Stimulants, such as cocaine, methamphetamine, Adderall, and Ritalin, continue to be popular drugs of misuse despite the rampant opioid crisis. Much focus is placed on the opioid epidemic because it is responsible for the majority of overdose deaths, but in 2017, the number of deaths that occurred due to illicit stimulant drug abuse was 30% higher than the year prior.2
Some may believe that it is difficult or impossible to overdose on stimulants, but it isn’t that uncommon. In 2017, more than 7,600 people died from a stimulant related overdose.3 Stimulants can cause hypertension which can lead to heart or lung damage, stroke, heart disease, and brain disease. Unlike opioids, there is no overdose reversal medication in the case of a life-threatening situation involving amphetamines and other stimulants.
Illicit drug abuse causes a ripple effect in regards to how it affects society as a whole. The manufacturing, distribution, and use of illicit drugs is directly related to both crime and violence. Drugs not only influence drug-related crime, but they affect violent crime as well. Many people who are under the influence are suffering from the ability to make healthy decisions and think clearly, causing them to make irrational decisions and potentially act out in risky, dangerous behaviors.
17-18% of offenders report that committing their offense in order to obtain drugs or money for drugs to feed their addiction.3 These crimes range anywhere from money laundering to stolen property, to violent acts. The National Council on Alcoholism and Drug Dependence (NCADD) reports that 60% arrested individuals test positive for illicit drugs at the time of the arrest. In addition, they estimate that nearly 50% of jail and prison inmates suffer from addiction.3
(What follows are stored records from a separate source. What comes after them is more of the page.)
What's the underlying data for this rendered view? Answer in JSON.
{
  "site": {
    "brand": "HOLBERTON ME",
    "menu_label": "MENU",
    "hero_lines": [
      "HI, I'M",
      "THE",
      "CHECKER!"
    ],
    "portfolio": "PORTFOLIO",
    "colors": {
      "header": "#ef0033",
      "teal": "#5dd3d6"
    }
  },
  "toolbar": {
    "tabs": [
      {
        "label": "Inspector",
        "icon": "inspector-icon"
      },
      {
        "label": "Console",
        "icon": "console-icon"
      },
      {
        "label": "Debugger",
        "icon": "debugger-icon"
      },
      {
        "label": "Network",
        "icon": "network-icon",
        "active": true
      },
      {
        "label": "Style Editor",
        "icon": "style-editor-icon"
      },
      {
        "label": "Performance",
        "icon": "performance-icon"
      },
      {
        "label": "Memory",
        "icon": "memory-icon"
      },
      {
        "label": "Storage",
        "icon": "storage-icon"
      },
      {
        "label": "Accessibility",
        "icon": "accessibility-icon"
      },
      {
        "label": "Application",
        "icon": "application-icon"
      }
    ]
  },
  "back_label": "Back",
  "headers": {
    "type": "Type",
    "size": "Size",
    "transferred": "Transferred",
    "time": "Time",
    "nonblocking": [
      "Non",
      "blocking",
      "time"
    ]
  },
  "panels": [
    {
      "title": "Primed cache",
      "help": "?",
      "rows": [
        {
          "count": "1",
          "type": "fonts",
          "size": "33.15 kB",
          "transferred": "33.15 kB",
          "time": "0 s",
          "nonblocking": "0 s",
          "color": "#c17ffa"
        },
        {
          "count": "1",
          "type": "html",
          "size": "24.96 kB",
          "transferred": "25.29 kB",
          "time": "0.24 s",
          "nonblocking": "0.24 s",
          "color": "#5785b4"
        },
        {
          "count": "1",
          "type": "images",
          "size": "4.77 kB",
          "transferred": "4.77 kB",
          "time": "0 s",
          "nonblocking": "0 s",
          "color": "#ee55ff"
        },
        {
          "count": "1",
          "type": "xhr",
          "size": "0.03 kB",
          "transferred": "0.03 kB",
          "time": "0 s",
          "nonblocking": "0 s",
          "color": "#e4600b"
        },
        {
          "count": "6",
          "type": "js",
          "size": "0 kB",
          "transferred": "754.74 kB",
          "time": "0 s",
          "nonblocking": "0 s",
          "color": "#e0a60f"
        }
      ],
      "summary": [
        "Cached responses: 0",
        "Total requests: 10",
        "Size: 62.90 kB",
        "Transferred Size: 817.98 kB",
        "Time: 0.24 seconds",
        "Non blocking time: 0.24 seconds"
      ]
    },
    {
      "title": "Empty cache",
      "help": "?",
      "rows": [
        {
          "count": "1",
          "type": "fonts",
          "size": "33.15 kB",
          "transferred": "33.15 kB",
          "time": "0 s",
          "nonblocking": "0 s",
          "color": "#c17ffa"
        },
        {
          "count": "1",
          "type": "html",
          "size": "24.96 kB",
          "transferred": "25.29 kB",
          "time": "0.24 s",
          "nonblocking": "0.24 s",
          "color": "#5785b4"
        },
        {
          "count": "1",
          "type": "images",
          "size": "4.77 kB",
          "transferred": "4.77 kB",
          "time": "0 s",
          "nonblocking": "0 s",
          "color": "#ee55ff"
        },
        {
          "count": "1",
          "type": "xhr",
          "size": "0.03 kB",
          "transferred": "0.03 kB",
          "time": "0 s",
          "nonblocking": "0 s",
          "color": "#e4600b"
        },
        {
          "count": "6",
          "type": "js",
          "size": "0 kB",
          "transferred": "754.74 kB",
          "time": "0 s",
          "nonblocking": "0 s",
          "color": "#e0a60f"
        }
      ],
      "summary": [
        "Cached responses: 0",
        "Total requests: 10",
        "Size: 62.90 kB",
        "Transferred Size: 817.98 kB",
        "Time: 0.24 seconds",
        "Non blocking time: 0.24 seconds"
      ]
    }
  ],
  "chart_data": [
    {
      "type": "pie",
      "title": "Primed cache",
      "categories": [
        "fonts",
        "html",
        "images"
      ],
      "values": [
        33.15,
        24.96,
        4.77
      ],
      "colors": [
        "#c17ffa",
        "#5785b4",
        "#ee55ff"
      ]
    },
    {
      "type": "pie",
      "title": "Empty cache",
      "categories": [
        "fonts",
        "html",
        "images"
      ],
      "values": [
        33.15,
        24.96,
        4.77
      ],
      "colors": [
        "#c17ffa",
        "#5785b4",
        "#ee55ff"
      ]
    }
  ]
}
Nearly a quarter of children are raised in homes where drugs or alcohol is abused. The NCADD has found that parents who suffer from substance abuse are three times more likely to abuse their children and four times more likely to neglect them. In addition, 75% of children in foster care are removed from their homes as a result of their parents abusing drugs. From this issue stems several more.3
Children who grow up in a home where their parents use drugs are 8 times more likely to abuse drugs themselves than children who do not. They are also at an increased risk of developing mental health issues and getting involved in crime than their peers who are raised in healthy homes. Addiction is a family disease, not only can it be passed down from one generation to the next, but it can have profound, life-long effects on children of addicts.
While substance abuse certainly affects the lives and wellbeing of families and communities across the nation, it also carries an expensive price tag on the U.S. economy. Costs that occur from substance abuse involve the incarceration of drug-related crime offenders, addiction treatment, ER costs, and paying law enforcement agents to devote special task forces solely for the purpose of drug-related operations. The economic cost of drug addiction is estimated to be more than $215 billion per year.1
Mitigating the terrible effects that drugs and substance abuse have on crime, families, and the economy starts by humanizing the disease of addiction and allowing addicts to have the chance to recover. Breaking the cycle of addiction is possible, and our addiction specialists at Legacy Healing Center are ready to help you start your journey to recovery today. We focus on the solution to help diminish the effects of drug abuse and addiction on society.